For the second part of the form, results are shown after including effects from varying the heat forward temperature need, decided hot household water temperature and adjusting for passingmax heat pump temperatures.

This Form was updated to use Highcharts instead of FusionCharts (to make it work without Flash). A number of diagrams were added at the same time. The old form is still available here.

# Extensions in calculations effects from varying temperatures in the forward water, and predefined temperatures in the warm household water

The results of these calculations are shown in the later part of the form. The calculations are based on the same information as is used for the rest of the form, plus:

- The forward water temperature is assumed to be varying with the outside temperature, thus taing into account that the radiators need to be warmer the colder it is outside, and that the heat pumps deliver lower COP and less power the warmer the forward water need to be.
- The hot household water temperature is assumed to be predefined, and at another level than the forward water. Thus effectively leading to a worse COP than for the forward water while heated
- The maximum temperature possible to produce with the heat pump is taken into account. Thus adding increased electrical heating need when the forward water exceeds what the heat pump can produce

There is a number of limitations in the calculations:

- The assumption is that the change of COP due to the change of water temperature is proportional to the distance from the known COP/Input/Output curve for the heat pump (which may be non linear). This assumption is good, but not exact
- If the hot household water temperature wanted exceeds the heat pump maximum temperature, assumption is that the hot water consumption empties and refills the hot water tub, or preheats the water to the heat pump maximum and then adds to that temperature in a second storage. No estimates are made of energy losses from the tank to the surrounding environment, or for germ fighting increases ot the hot water temeprature. Thus the calculations are using the heat pump for a part of the heating and eletric addition for the rest. In real world, this might not be the case, and the cost for heating the hot water when passing the maximum temperature for the heat pump will be higher than shown in the calculations. Maybe a future addition will add assumptions on the hot water tank size.
- If the forward water temperature needed exceeds the heat pump maximum temperature, the assumption is made that the water heating needed takes place in the heat pump up to its maximum temperature and that additional electric heating is used afterwards to achieve the desired temperature. It assumes the control system to work well and never stopping the heat pump (except when minimum outside temperature is passed) if the heat pump is not enough for the heating. It also assumes the electrically added heating to be well regulated (a fairly stable output temperature instead of the on/off behavoiur used in some heat pumps). The last means that the input temperature to the heat pump after its maximum temperature is exceeded will be the needed forward temperature minus the temparature drop over the radiators (assumed to be 10 degrees Celcius). A control system not behaving like described above will lead to higher costs than calculated when passing the heat pump maximum temperature. Also, not only the maximum output temperature but also the maximum input temperature of the heat pump could be considered in the calculations in the future.
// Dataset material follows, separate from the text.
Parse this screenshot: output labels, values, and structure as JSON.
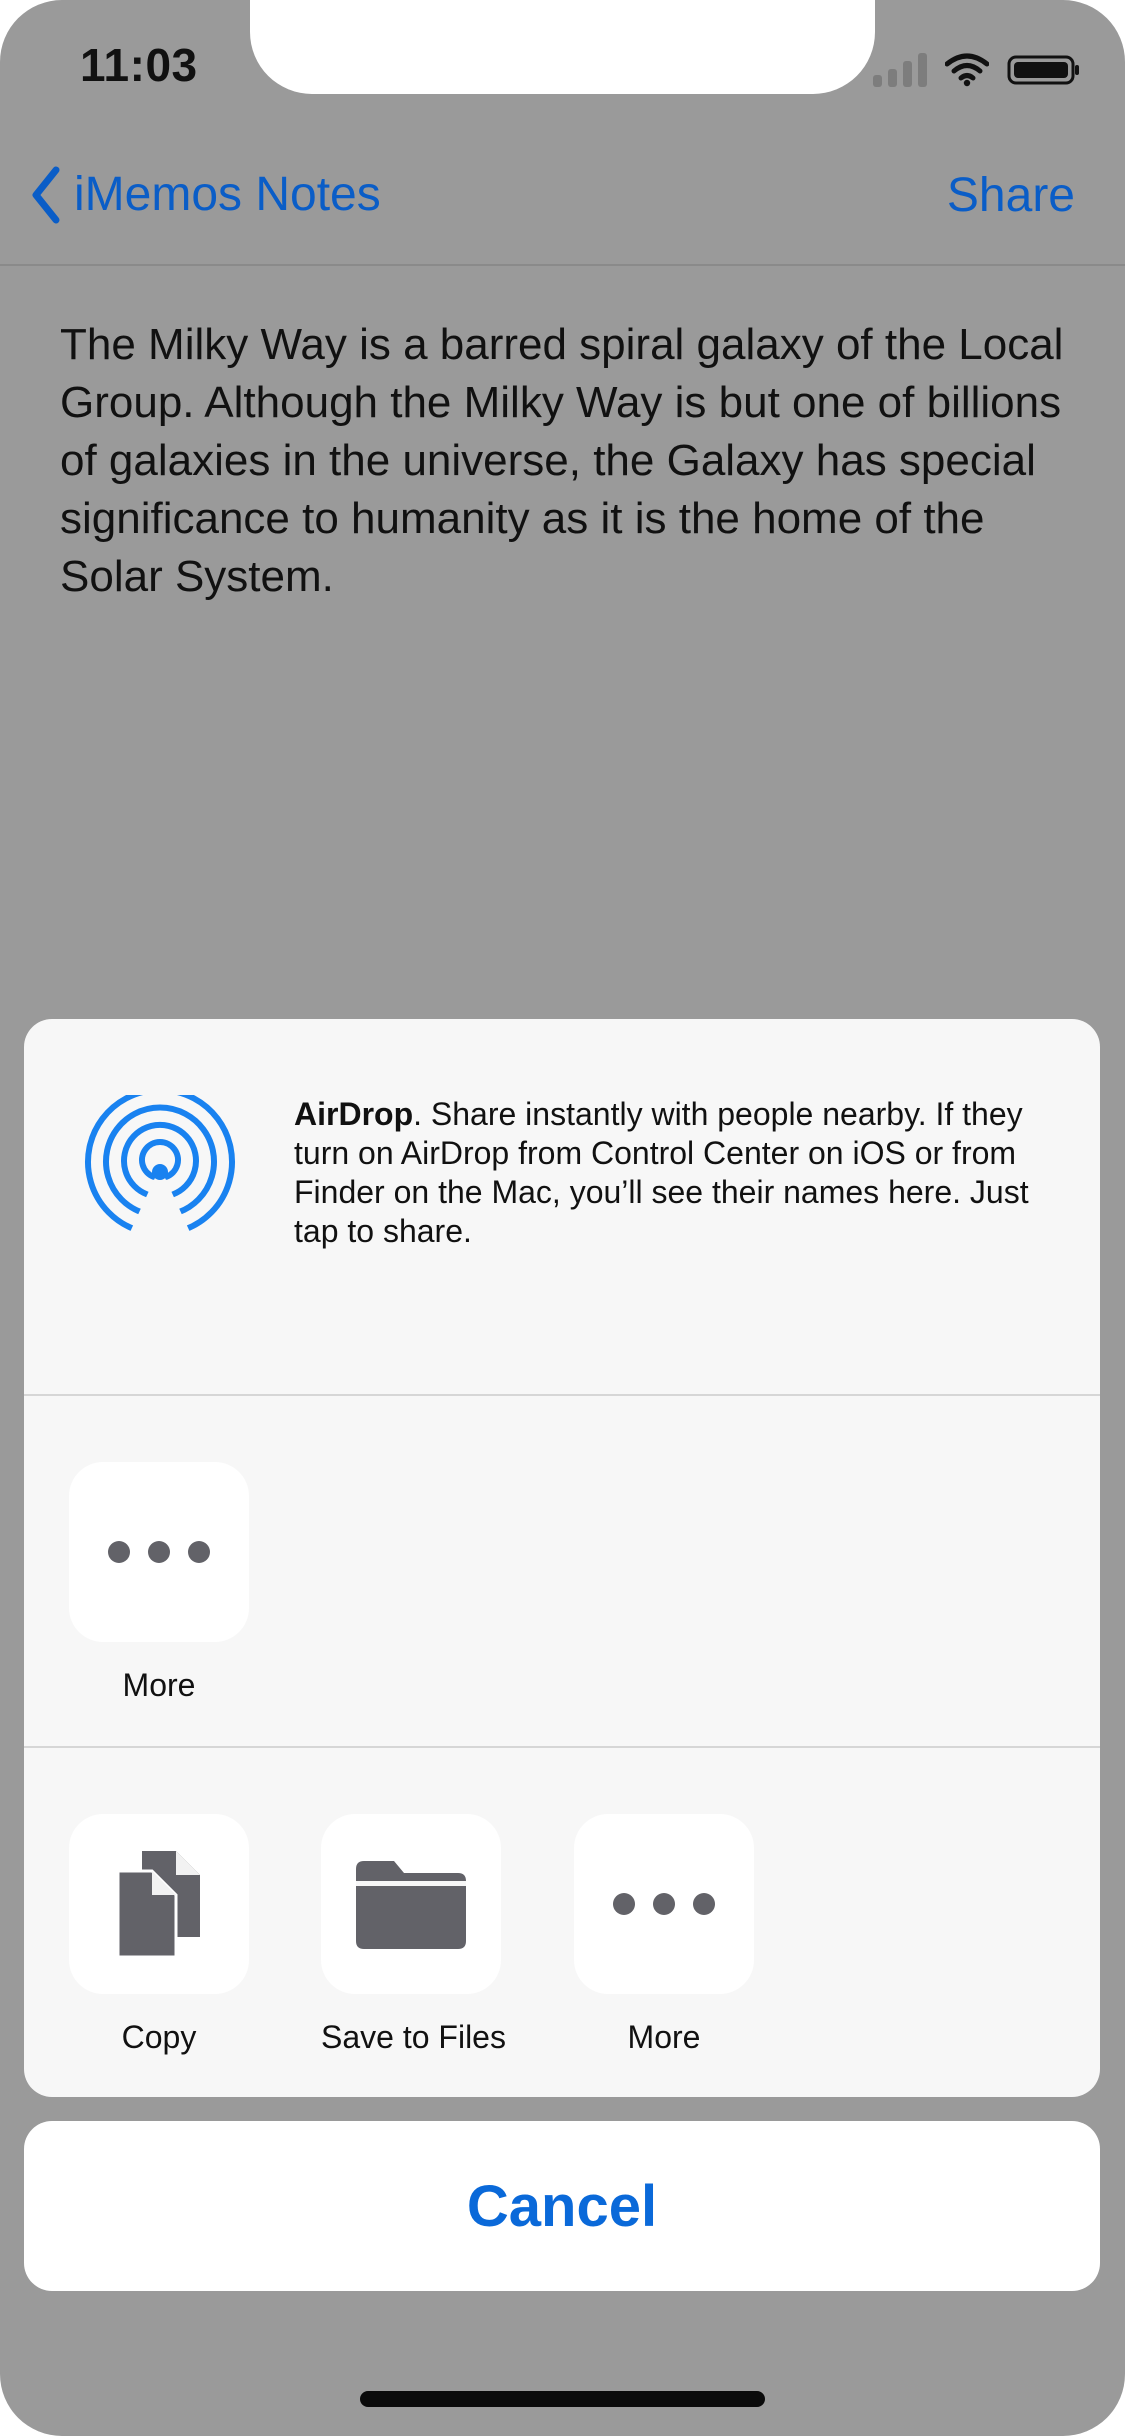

# Select temperature location

The below input data is to define the outside temperatures to be used, some calculations are then provided to help understand how they affect the results.

- After selecting from which area to take the outside temperatures, outside temperatures and coming calculations will be based on that selection as soon as any of the below buttons are pressed
- The columns shown in the temperature table is described here